++++ Information supplied
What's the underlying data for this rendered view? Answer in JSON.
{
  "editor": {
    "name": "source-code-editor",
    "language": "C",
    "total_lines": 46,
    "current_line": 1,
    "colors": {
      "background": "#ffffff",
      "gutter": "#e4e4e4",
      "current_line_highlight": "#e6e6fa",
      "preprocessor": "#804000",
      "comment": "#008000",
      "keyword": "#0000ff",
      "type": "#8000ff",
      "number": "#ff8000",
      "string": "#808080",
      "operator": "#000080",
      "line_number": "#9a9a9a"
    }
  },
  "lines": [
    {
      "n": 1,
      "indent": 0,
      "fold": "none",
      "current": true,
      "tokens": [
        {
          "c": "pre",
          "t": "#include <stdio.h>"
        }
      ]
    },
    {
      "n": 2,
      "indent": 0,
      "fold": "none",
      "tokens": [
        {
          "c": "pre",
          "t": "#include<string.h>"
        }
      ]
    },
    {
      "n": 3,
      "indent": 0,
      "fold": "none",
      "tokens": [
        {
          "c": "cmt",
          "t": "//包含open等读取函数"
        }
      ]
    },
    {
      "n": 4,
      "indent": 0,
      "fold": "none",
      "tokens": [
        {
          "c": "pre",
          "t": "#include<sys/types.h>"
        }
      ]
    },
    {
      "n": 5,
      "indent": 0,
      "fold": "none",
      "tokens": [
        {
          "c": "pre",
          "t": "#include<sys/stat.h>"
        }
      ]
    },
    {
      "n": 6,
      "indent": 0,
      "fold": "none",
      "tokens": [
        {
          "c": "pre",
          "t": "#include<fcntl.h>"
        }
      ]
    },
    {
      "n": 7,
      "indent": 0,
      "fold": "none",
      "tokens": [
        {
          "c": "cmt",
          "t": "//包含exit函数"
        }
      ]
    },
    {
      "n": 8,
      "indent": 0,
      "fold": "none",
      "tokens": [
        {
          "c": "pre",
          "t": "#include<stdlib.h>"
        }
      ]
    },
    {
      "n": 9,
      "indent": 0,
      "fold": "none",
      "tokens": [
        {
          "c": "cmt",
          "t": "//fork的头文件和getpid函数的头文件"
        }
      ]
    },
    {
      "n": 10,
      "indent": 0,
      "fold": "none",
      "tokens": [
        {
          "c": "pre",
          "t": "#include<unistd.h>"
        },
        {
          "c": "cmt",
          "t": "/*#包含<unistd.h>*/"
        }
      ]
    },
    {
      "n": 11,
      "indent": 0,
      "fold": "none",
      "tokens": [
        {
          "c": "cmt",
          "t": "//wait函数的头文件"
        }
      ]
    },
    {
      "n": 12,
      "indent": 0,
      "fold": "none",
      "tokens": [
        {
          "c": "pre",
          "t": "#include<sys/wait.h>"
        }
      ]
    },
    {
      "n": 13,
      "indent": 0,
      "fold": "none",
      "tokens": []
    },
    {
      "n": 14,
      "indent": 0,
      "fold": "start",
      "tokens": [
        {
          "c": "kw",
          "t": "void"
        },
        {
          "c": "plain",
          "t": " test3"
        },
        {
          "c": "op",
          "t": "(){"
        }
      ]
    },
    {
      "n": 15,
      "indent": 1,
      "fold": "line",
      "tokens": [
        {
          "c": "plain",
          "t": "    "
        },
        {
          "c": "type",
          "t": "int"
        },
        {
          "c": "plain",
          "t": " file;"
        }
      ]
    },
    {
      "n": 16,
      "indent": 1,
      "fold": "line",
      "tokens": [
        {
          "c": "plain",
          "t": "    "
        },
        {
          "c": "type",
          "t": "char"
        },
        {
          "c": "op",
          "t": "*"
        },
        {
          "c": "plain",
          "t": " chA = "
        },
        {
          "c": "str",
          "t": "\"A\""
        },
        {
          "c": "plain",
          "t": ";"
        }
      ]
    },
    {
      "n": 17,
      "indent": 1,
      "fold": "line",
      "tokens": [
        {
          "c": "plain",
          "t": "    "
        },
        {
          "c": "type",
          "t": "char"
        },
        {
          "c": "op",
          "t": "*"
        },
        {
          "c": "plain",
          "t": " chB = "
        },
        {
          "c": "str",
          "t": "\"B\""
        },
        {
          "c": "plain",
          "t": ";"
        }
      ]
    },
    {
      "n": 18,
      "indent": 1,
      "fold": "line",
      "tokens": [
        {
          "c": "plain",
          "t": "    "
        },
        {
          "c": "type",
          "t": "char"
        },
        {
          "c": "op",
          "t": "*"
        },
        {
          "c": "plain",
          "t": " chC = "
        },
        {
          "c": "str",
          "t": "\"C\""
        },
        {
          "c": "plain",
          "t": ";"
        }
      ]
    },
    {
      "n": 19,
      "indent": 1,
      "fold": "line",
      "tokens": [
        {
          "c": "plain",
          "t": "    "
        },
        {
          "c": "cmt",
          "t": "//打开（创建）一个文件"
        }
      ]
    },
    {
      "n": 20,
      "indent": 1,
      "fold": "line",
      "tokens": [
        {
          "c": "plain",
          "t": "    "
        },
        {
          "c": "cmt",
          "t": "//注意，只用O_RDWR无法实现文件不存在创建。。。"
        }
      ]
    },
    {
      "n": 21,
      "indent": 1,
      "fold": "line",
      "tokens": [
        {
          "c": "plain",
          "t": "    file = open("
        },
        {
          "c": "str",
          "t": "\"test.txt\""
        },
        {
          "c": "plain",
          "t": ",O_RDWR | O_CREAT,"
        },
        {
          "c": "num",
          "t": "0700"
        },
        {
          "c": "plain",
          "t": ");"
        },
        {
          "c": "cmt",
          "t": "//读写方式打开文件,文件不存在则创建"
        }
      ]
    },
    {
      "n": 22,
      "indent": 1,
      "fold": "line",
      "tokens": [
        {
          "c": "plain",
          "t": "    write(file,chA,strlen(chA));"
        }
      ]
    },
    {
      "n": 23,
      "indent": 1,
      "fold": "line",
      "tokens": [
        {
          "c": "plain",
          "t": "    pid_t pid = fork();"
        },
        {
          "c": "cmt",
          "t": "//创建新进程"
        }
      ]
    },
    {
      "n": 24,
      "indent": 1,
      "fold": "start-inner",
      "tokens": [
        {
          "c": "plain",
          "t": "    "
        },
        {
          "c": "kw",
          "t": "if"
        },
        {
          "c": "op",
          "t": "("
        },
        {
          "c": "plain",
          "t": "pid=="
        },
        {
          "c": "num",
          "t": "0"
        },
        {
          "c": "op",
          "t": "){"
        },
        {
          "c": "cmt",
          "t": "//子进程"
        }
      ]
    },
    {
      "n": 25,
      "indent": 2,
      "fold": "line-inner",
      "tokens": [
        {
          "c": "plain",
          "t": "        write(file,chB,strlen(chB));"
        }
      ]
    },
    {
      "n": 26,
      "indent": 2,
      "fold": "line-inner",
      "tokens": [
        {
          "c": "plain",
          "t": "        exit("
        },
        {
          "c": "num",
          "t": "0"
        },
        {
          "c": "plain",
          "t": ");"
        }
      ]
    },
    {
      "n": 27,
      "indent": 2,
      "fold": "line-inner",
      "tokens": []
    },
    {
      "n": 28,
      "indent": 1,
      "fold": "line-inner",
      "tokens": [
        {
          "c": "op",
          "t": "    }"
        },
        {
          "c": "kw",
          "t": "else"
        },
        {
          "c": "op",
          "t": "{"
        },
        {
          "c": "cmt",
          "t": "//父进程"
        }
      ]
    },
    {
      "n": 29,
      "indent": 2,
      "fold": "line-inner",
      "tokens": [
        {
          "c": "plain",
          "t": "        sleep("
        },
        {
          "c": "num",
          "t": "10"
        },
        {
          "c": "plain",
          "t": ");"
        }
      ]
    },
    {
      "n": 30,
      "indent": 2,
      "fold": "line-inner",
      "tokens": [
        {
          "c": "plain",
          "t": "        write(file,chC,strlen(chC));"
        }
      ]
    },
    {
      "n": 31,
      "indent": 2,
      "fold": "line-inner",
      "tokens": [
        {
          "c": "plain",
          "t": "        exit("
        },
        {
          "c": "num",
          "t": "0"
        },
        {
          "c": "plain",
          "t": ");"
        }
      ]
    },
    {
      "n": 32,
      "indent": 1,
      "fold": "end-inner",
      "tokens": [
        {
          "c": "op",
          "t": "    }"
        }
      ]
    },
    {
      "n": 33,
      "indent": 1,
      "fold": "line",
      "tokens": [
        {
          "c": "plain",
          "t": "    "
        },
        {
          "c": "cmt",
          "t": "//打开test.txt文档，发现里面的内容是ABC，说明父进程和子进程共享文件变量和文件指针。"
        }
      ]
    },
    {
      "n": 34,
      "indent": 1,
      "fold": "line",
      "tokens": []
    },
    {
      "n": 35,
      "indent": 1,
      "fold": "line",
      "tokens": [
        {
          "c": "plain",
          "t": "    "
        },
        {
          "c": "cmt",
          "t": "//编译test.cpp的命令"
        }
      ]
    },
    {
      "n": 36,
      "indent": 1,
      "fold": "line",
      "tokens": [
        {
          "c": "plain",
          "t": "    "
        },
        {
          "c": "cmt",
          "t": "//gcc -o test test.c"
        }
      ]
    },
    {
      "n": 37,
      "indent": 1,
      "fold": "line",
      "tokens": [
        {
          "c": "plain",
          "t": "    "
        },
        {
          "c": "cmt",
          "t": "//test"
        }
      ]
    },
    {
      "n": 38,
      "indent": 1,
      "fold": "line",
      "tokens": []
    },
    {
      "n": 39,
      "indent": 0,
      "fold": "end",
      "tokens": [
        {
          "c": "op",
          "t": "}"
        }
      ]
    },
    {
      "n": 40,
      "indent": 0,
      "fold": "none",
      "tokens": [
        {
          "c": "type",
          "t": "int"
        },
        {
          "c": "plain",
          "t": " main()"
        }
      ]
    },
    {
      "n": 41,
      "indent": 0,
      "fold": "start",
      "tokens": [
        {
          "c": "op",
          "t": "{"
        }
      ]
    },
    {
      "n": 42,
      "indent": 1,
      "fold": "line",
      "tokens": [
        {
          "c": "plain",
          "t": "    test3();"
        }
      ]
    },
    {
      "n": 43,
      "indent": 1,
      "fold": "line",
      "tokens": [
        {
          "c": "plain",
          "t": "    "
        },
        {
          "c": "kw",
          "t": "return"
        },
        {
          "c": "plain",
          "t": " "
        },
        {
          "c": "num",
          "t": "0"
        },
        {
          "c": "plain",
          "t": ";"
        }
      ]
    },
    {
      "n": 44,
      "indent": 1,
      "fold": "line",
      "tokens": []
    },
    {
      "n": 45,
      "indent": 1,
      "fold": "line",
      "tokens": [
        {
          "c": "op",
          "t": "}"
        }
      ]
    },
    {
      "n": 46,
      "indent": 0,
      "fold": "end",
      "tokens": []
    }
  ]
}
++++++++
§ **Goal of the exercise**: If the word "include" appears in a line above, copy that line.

§ **Exercise solution**:
          "t": "#include <stdio.h>"
          "t": "#include<string.h>"
          "t": "#include<sys/types.h>"
          "t": "#include<sys/stat.h>"
          "t": "#include<fcntl.h>"
          "t": "#include<stdlib.h>"
          "t": "#include<unistd.h>"
          "t": "#include<sys/wait.h>"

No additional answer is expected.